Element does not have a formulated list of "values" as you see in most contemporary churches today. We don't really even have a vision/mission statement per se, despite the fact that one of the first questions someone asked at our very first prospective leadership team meeting in 2006 was "What's our mission statement?" I'm opposed to having such things just because you're supposed to have them, and the closest we've come is this line from our About page: Our passion is to cultivate a growing, redemptive environment for real spiritual growth and connection to God and others.
But I'm toying with the idea of writing a list of Values for approval by our board of directors. It would be a way of having in writing a measuring stick for future efforts, programs, and attitudes, but I confess it would also be a way of supplying an antidote to the values prevailing in the church scene today. So instead of "creativity," "relevance," "the potential of people," etc., our values would be:
The Ultimacy of God
With the Westminster Confession of Faith, we agree that the chief end of man is to glorify God and enjoy Him forever. Our highest value and greatest good is that God be glorified in all we do, that His name be renowned and hallowed, and that He would increase and we would decrease. We look forward to the day when "the knowledge of His glory fills the earth like the waters cover the sea."
(Hab. 2:14; 1 Cor. 10:31; Rom. 11:36)

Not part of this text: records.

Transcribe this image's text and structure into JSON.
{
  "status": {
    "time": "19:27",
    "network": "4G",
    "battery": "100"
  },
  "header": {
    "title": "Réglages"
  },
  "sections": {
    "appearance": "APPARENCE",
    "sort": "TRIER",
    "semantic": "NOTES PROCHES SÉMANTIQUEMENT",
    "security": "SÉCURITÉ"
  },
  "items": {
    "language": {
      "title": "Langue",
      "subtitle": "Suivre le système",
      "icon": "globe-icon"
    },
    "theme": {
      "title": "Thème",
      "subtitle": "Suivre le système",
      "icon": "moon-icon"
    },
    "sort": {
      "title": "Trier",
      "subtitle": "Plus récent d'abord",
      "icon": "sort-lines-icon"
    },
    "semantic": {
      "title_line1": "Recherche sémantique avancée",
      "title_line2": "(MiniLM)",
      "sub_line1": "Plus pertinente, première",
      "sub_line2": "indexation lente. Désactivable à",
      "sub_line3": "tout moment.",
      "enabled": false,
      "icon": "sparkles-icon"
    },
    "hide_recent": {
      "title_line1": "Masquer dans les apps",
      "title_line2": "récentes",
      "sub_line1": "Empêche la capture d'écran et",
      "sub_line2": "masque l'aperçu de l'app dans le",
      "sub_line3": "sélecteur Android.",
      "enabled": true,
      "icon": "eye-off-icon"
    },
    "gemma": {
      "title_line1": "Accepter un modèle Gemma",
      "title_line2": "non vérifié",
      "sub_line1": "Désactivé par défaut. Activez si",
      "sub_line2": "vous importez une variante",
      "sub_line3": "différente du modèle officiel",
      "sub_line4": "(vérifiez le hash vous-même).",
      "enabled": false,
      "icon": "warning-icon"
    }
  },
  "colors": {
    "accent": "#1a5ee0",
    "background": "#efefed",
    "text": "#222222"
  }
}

The Supremacy of Christ
We believe that Jesus Christ is the King over all kings, the Lord over all lords, and the mighty Savior of sinners. As Jesus is God incarnate, our advocate and sacrifice, risen three days after death to glorified bodily life, and as He sits at the right hand of the Father and at the head of the Church, we treasure Him above all things. We believe the authentic Christian life is one that trusts all life and death to Jesus and is completely satisfied in Him alone.
(Col. 1:15-23; Eph. 2)
We will not be ashamed of the gospel, because it is the power of salvation for all who believe (Rom. 1:16), and consequently, our worship and our discipleship and our missions and our fellowship will be exercised in the joy and power of the amazing grace God has lavished on us in Jesus. We affirm a robust gospel that affects all areas of life, a kingdom gospel that both satisfies the poor and the poor in spirit and the hungry and those hungry for righteousness. In word and deed, we believe that the good news that Jesus Christ has died and risen to save sinners and reconcile them to God is, as Paul says, "of first importance."
(1 Cor. 15:1-10; 1 Cor. 9:23)
Obedience to Jesus means first and foremost obeying the Great Commandment: "Love the Lord your God with all your heart, soul, mind, and strength, and love your neighbor as yourself." We believe that a living faith in Jesus is made manifest in a selfless love and care for our neighbors, in a sharing of the grace that has been given to us, and in our "being all things to all people that we might win some." In fulfillment of the Great Commission call to go into all the world and proclaim Jesus and make disciples, we will embody the kingdom call of the Sermon on the Mount, which calls for grace-filled relationships with all men.
(Mark 12:33; James 1:27; 1 Cor. 13:13; Mt. 5:1-10)
We believe the Church universal and the local church as her agents constitute the spiritual Body of Christ and are to embody the gospel of love and sacrifice of Jesus to the glory of God. We believe the Church is to testify to and model the kingdom of God being made manifest in the world and that it is to be a living picture of the good news of reconciliation with God and with each other. The gates of hell will not prevail against the Church, and it is in the community of Christ that disciples of Jesus are best equipped, trained, nurtured, and empowered. God's plan for the spread of the gospel places the Church at the forefront of the Great Commission.
(Mt. 16:18; Eph. 3:10-11; Heb. 10:24-25; Rev. 5:9-10)
These are the values we are already committed to and best reflect our mission. It's no coincidence that I think these values aren't just things our churches should hold dear collectively, but that all followers of Jesus should hold dear individually.
One might object that these ideas are too big or too conceptual to be meaningful, but I disagree. And they're at least as applicable and coherent as "relevance" and "creativity" as concepts.
Anybody out there attend a church that lists more biblically-focused and therefore more counter-cultural "values"?